* [Exercise directions]: The answer is the data repeated in full, with no pictures included.
╭─ Records to process
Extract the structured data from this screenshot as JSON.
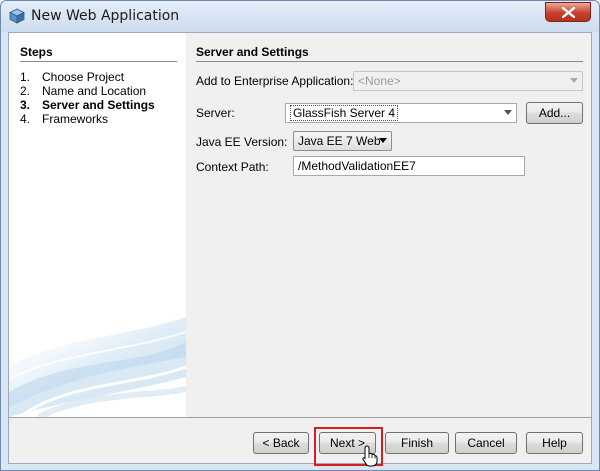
{
  "window": {
    "title": "New Web Application",
    "title_icon": "cube-icon",
    "close_icon": "close-icon"
  },
  "steps": {
    "heading": "Steps",
    "items": [
      {
        "num": "1.",
        "label": "Choose Project"
      },
      {
        "num": "2.",
        "label": "Name and Location"
      },
      {
        "num": "3.",
        "label": "Server and Settings",
        "current": true
      },
      {
        "num": "4.",
        "label": "Frameworks"
      }
    ]
  },
  "settings": {
    "heading": "Server and Settings",
    "enterprise_label": "Add to Enterprise Application:",
    "enterprise_value": "<None>",
    "server_label": "Server:",
    "server_value": "GlassFish Server 4",
    "add_button": "Add...",
    "javaee_label": "Java EE Version:",
    "javaee_value": "Java EE 7 Web",
    "context_label": "Context Path:",
    "context_value": "/MethodValidationEE7"
  },
  "buttons": {
    "back": "< Back",
    "next": "Next >",
    "finish": "Finish",
    "cancel": "Cancel",
    "help": "Help"
  },
  "colors": {
    "highlight": "#d21f1f",
    "title_bar": "#cddcef"
  }
}
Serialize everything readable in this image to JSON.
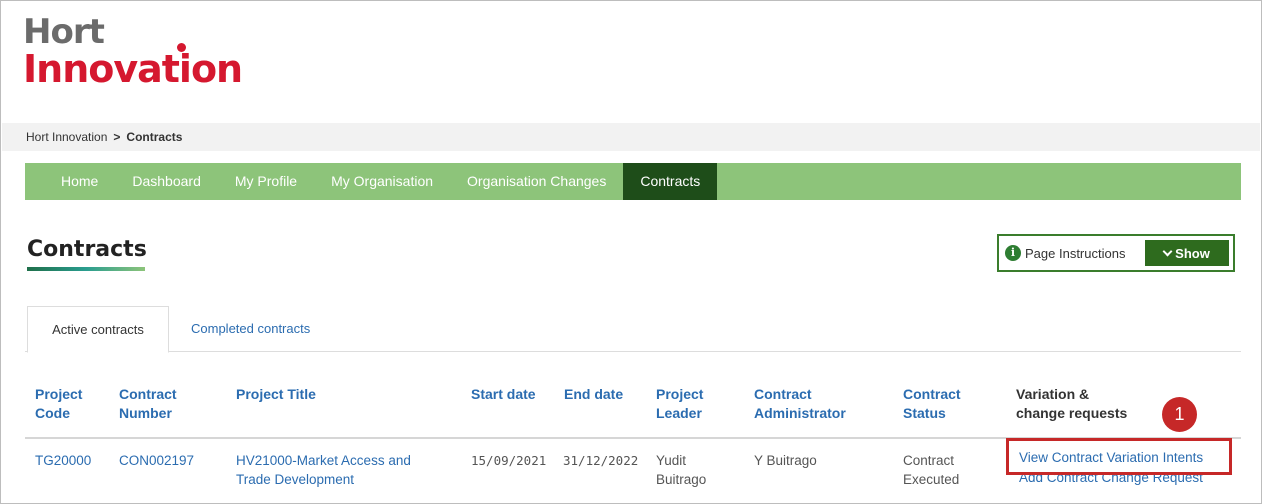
{
  "logo": {
    "line1": "Hort",
    "line2": "Innovation"
  },
  "breadcrumb": {
    "root": "Hort Innovation",
    "separator": ">",
    "current": "Contracts"
  },
  "nav": [
    "Home",
    "Dashboard",
    "My Profile",
    "My Organisation",
    "Organisation Changes",
    "Contracts"
  ],
  "nav_active": "Contracts",
  "page": {
    "title": "Contracts"
  },
  "instructions": {
    "label": "Page Instructions",
    "button": "Show"
  },
  "tabs": [
    {
      "label": "Active contracts",
      "active": true
    },
    {
      "label": "Completed contracts",
      "active": false
    }
  ],
  "table": {
    "headers": [
      [
        "Project",
        "Code"
      ],
      [
        "Contract",
        "Number"
      ],
      [
        "Project Title",
        ""
      ],
      [
        "Start date",
        ""
      ],
      [
        "End date",
        ""
      ],
      [
        "Project",
        "Leader"
      ],
      [
        "Contract",
        "Administrator"
      ],
      [
        "Contract",
        "Status"
      ],
      [
        "Variation &",
        "change requests"
      ]
    ],
    "rows": [
      {
        "project_code": "TG20000",
        "contract_number": "CON002197",
        "project_title": [
          "HV21000-Market Access and",
          "Trade Development"
        ],
        "start_date": "15/09/2021",
        "end_date": "31/12/2022",
        "project_leader": [
          "Yudit",
          "Buitrago"
        ],
        "contract_administrator": "Y Buitrago",
        "contract_status": [
          "Contract",
          "Executed"
        ],
        "actions": [
          "View Contract Variation Intents",
          "Add Contract Change Request"
        ]
      }
    ]
  },
  "annotation": {
    "number": "1",
    "color": "#c62828"
  },
  "colors": {
    "nav_bg": "#8dc47a",
    "nav_active": "#1e4d19",
    "link": "#2b6cb0",
    "brand_red": "#d5182f"
  }
}
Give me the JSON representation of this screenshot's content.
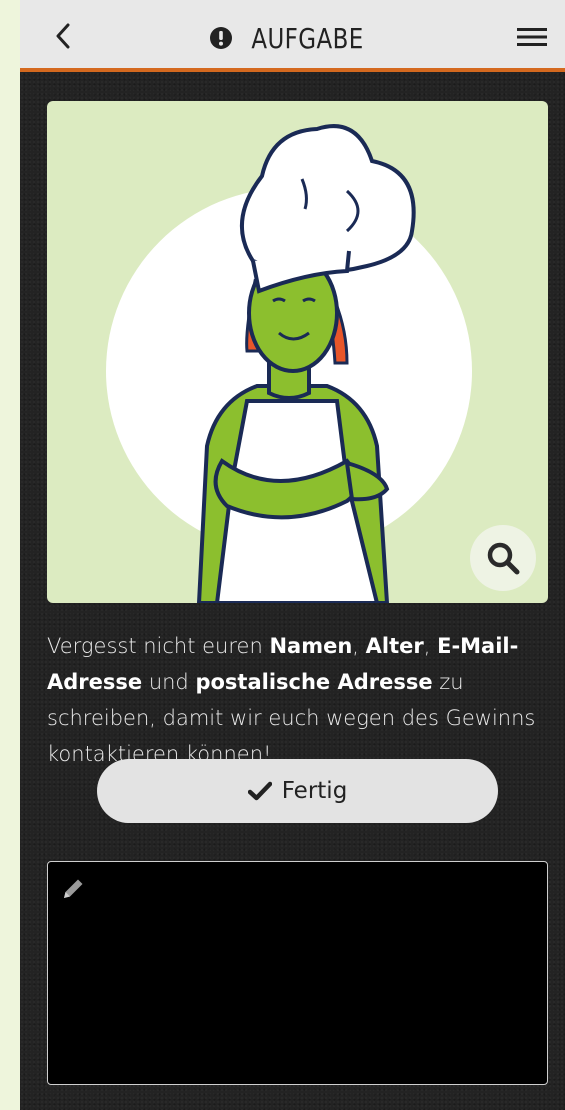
{
  "header": {
    "title": "AUFGABE",
    "back_icon": "chevron-left-icon",
    "title_icon": "exclamation-circle-icon",
    "menu_icon": "hamburger-menu-icon"
  },
  "image": {
    "zoom_icon": "magnifier-icon",
    "background": "#dcebc1"
  },
  "task": {
    "text_parts": [
      "Vergesst nicht euren ",
      "Namen",
      ", ",
      "Alter",
      ", ",
      "E-Mail-Adresse",
      " und ",
      "postalische Adresse",
      " zu schreiben, damit wir euch wegen des Gewinns kontaktieren können!"
    ]
  },
  "done_button": {
    "label": "Fertig",
    "icon": "checkmark-icon"
  },
  "answer": {
    "icon": "pencil-icon",
    "value": ""
  },
  "colors": {
    "accent": "#d4691f",
    "header_bg": "#e8e8e8",
    "page_bg": "#232323",
    "outer_bg": "#eef5dc"
  }
}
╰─
* [Written answer]:
Extract the structured data from this screenshot as JSON.
{
  "window": {
    "title": "New Web Application",
    "title_icon": "cube-icon",
    "close_icon": "close-icon"
  },
  "steps": {
    "heading": "Steps",
    "items": [
      {
        "num": "1.",
        "label": "Choose Project"
      },
      {
        "num": "2.",
        "label": "Name and Location"
      },
      {
        "num": "3.",
        "label": "Server and Settings",
        "current": true
      },
      {
        "num": "4.",
        "label": "Frameworks"
      }
    ]
  },
  "settings": {
    "heading": "Server and Settings",
    "enterprise_label": "Add to Enterprise Application:",
    "enterprise_value": "<None>",
    "server_label": "Server:",
    "server_value": "GlassFish Server 4",
    "add_button": "Add...",
    "javaee_label": "Java EE Version:",
    "javaee_value": "Java EE 7 Web",
    "context_label": "Context Path:",
    "context_value": "/MethodValidationEE7"
  },
  "buttons": {
    "back": "< Back",
    "next": "Next >",
    "finish": "Finish",
    "cancel": "Cancel",
    "help": "Help"
  },
  "colors": {
    "highlight": "#d21f1f",
    "title_bar": "#cddcef"
  }
}
Serialize everything readable in this image to JSON.
{
  "logo": {
    "line1": "Hort",
    "line2": "Innovation"
  },
  "breadcrumb": {
    "root": "Hort Innovation",
    "separator": ">",
    "current": "Contracts"
  },
  "nav": [
    "Home",
    "Dashboard",
    "My Profile",
    "My Organisation",
    "Organisation Changes",
    "Contracts"
  ],
  "nav_active": "Contracts",
  "page": {
    "title": "Contracts"
  },
  "instructions": {
    "label": "Page Instructions",
    "button": "Show"
  },
  "tabs": [
    {
      "label": "Active contracts",
      "active": true
    },
    {
      "label": "Completed contracts",
      "active": false
    }
  ],
  "table": {
    "headers": [
      [
        "Project",
        "Code"
      ],
      [
        "Contract",
        "Number"
      ],
      [
        "Project Title",
        ""
      ],
      [
        "Start date",
        ""
      ],
      [
        "End date",
        ""
      ],
      [
        "Project",
        "Leader"
      ],
      [
        "Contract",
        "Administrator"
      ],
      [
        "Contract",
        "Status"
      ],
      [
        "Variation &",
        "change requests"
      ]
    ],
    "rows": [
      {
        "project_code": "TG20000",
        "contract_number": "CON002197",
        "project_title": [
          "HV21000-Market Access and",
          "Trade Development"
        ],
        "start_date": "15/09/2021",
        "end_date": "31/12/2022",
        "project_leader": [
          "Yudit",
          "Buitrago"
        ],
        "contract_administrator": "Y Buitrago",
        "contract_status": [
          "Contract",
          "Executed"
        ],
        "actions": [
          "View Contract Variation Intents",
          "Add Contract Change Request"
        ]
      }
    ]
  },
  "annotation": {
    "number": "1",
    "color": "#c62828"
  },
  "colors": {
    "nav_bg": "#8dc47a",
    "nav_active": "#1e4d19",
    "link": "#2b6cb0",
    "brand_red": "#d5182f"
  }
}
Give me the JSON representation of this screenshot's content.
{
  "header": {
    "title": "AUFGABE",
    "back_icon": "chevron-left-icon",
    "title_icon": "exclamation-circle-icon",
    "menu_icon": "hamburger-menu-icon"
  },
  "image": {
    "zoom_icon": "magnifier-icon",
    "background": "#dcebc1"
  },
  "task": {
    "text_parts": [
      "Vergesst nicht euren ",
      "Namen",
      ", ",
      "Alter",
      ", ",
      "E-Mail-Adresse",
      " und ",
      "postalische Adresse",
      " zu schreiben, damit wir euch wegen des Gewinns kontaktieren können!"
    ]
  },
  "done_button": {
    "label": "Fertig",
    "icon": "checkmark-icon"
  },
  "answer": {
    "icon": "pencil-icon",
    "value": ""
  },
  "colors": {
    "accent": "#d4691f",
    "header_bg": "#e8e8e8",
    "page_bg": "#232323",
    "outer_bg": "#eef5dc"
  }
}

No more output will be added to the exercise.